From the Environmental Protection Agency (EPA): “EPA estimated that in 2015 in the United States, more food reaches landfills and combustion facilities than any other single material in our everyday trash, at 22 percent of the amount landfilled and at 22 percent of the amount combusted with energy recovery. Reducing food waste will help the United States address climate change, as 20 percent of total U.S. methane emissions come from landfills. By keeping wholesome and nutritious food in our communities and out of our landfills, we can help address the 42 million Americans that live in food insecure households.”

“On Sept. 16, 2015, the United States Department of Agriculture (USDA) and EPA announced the first-ever domestic goal to reduce food loss and waste by half by the year 2030. By taking action on the U.S. 2030 Food Loss and Waste Reduction goal (2030 FLW reduction goal), the United States can help feed the hungry, save money for families and businesses and protect the environment. Led by USDA and EPA, the federal government is seeking to work with communities, organizations and businesses along with our partners in state, tribal and local government to reduce food loss and waste by 50 percent over the next 15 years.”

In the United States, 63 million tons of food is wasted each year. A 2012 N.C. Department of Environmental Quality Study estimated that 27,809 tons of municipal solid waste, 5 pounds per county resident per week is sent directly to the landfill. 

A study recently published by noted that a family of four typically spends $1,500/year on food they don’t eat. These discrepancies can be addressed through community education and infrastructure that supports our communities, industry leaders, and municipalities in reducing, reusing, and recycling food waste.

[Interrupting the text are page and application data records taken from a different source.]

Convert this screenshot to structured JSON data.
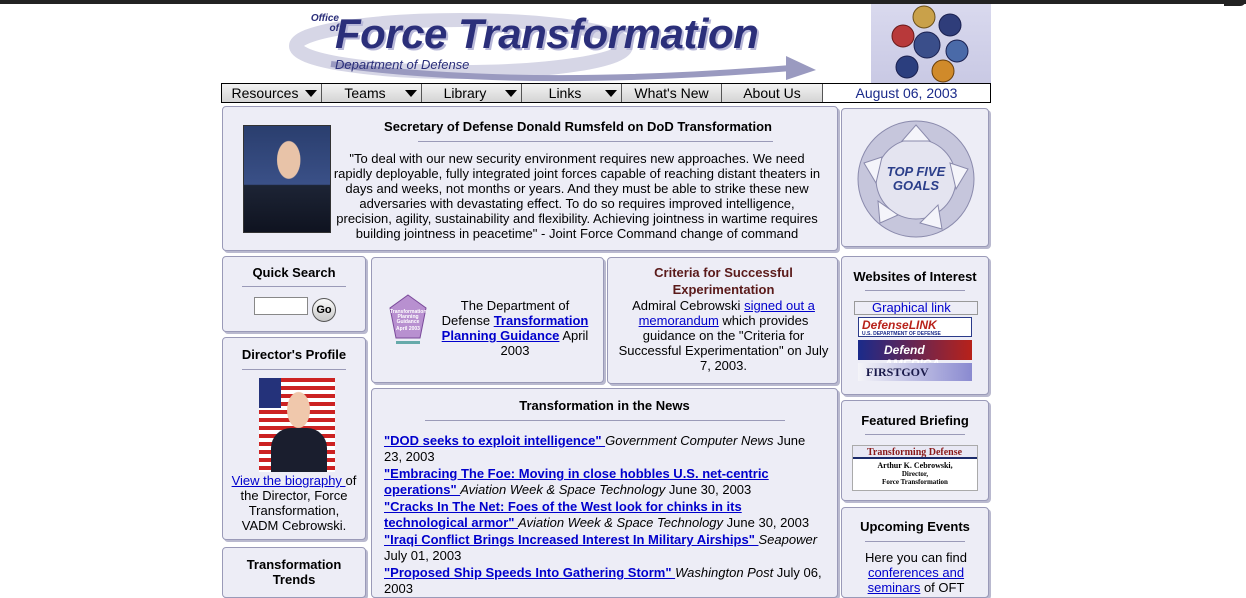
{
  "header": {
    "office": "Office of",
    "office_line1": "Office",
    "office_line2": "of",
    "brand": "Force Transformation",
    "dept": "Department of Defense"
  },
  "nav": {
    "items": [
      {
        "label": "Resources",
        "dropdown": true
      },
      {
        "label": "Teams",
        "dropdown": true
      },
      {
        "label": "Library",
        "dropdown": true
      },
      {
        "label": "Links",
        "dropdown": true
      },
      {
        "label": "What's New",
        "dropdown": false
      },
      {
        "label": "About Us",
        "dropdown": false
      }
    ],
    "date": "August 06, 2003"
  },
  "secdef": {
    "title": "Secretary of Defense Donald Rumsfeld on DoD Transformation",
    "quote": "\"To deal with our new security environment requires new approaches. We need rapidly deployable, fully integrated joint forces capable of reaching distant theaters in days and weeks, not months or years. And they must be able to strike these new adversaries with devastating effect. To do so requires improved intelligence, precision, agility, sustainability and flexibility. Achieving jointness in wartime requires building jointness in peacetime\" - Joint Force Command change of command"
  },
  "goals": {
    "line1": "TOP FIVE",
    "line2": "GOALS"
  },
  "quick_search": {
    "title": "Quick Search",
    "input_value": "",
    "go_label": "Go"
  },
  "tpg": {
    "cover_lines": [
      "Transformation",
      "Planning",
      "Guidance"
    ],
    "cover_date": "April 2003",
    "text_before": "The Department of Defense ",
    "link": "Transformation Planning Guidance",
    "text_after": " April 2003"
  },
  "criteria": {
    "title": "Criteria for Successful Experimentation",
    "text1": "Admiral Cebrowski ",
    "link1": "signed out a memorandum",
    "text2": " which provides guidance on the \"Criteria for Successful Experimentation\" on July 7, 2003."
  },
  "websites": {
    "title": "Websites of Interest",
    "broken_img_alt": "Graphical link",
    "banners": [
      {
        "line1": "DefenseLINK",
        "line2": "U.S. DEPARTMENT OF DEFENSE"
      },
      {
        "line1": "Defend AMERICA"
      },
      {
        "line1": "FIRSTGOV"
      }
    ]
  },
  "director": {
    "title": "Director's Profile",
    "link": "View the biography ",
    "text": "of the Director, Force Transformation, VADM Cebrowski."
  },
  "news": {
    "title": "Transformation in the News",
    "items": [
      {
        "headline": "\"DOD seeks to exploit intelligence\" ",
        "source": "Government Computer News",
        "date": " June 23, 2003"
      },
      {
        "headline": "\"Embracing The Foe: Moving in close hobbles U.S. net-centric operations\" ",
        "source": "Aviation Week & Space Technology",
        "date": " June 30, 2003"
      },
      {
        "headline": "\"Cracks In The Net: Foes of the West look for chinks in its technological armor\" ",
        "source": "Aviation Week & Space Technology",
        "date": " June 30, 2003"
      },
      {
        "headline": "\"Iraqi Conflict Brings Increased Interest In Military Airships\" ",
        "source": "Seapower",
        "date": " July 01, 2003"
      },
      {
        "headline": "\"Proposed Ship Speeds Into Gathering Storm\" ",
        "source": "Washington Post",
        "date": " July 06, 2003"
      }
    ]
  },
  "featured": {
    "title": "Featured Briefing",
    "banner_title": "Transforming Defense",
    "banner_name": "Arthur K. Cebrowski,",
    "banner_role1": "Director,",
    "banner_role2": "Force Transformation"
  },
  "events": {
    "title": "Upcoming Events",
    "text1": "Here you can find ",
    "link": "conferences and seminars",
    "text2": " of OFT"
  },
  "trends": {
    "title": "Transformation Trends"
  },
  "colors": {
    "brand_navy": "#2b2f7a",
    "panel_bg": "#ededf6",
    "link": "#0000cc"
  }
}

A coordinated effort to improve food waste reduction in Buncombe County stands to benefit all 250,000+ residents of Buncombe County.  Our county food insecurity rate is 12.7%. That’s over 30,000 neighbors and friends suffering from a lack of adequate, nutritious, reliable food. This is a staggering statistic in the face of the over 27,000 tons of edible food waste that is clogging our landfill each year. 

The 2019 Food Waste Solutions Summit is presented in partnership with The City of Asheville through their Food Policy Action Plan work and Buncombe County through their Strategic Partnership fund.


Event sponsors:

Advanced Composting Technologies, Button Hospitality Group, Food Lion, Green Sage Cafe, NC Composting Council, The Omni Grove Park Inn, UNC Asheville Dining Services, UNC Asheville Office of Sustainability, Walmart


Event co-hosts and lead organizers:

Asheville Buncombe Food Policy Council, Bountiful Cities/FEAST, Bounty & Soul, City of Asheville Office of Sustainability, Food Connection, Henderson County Environmental Programs, MANNA Food Bank, Sage Nutrition, UNC Asheville Dining Services, UNC Asheville, Warren Wilson College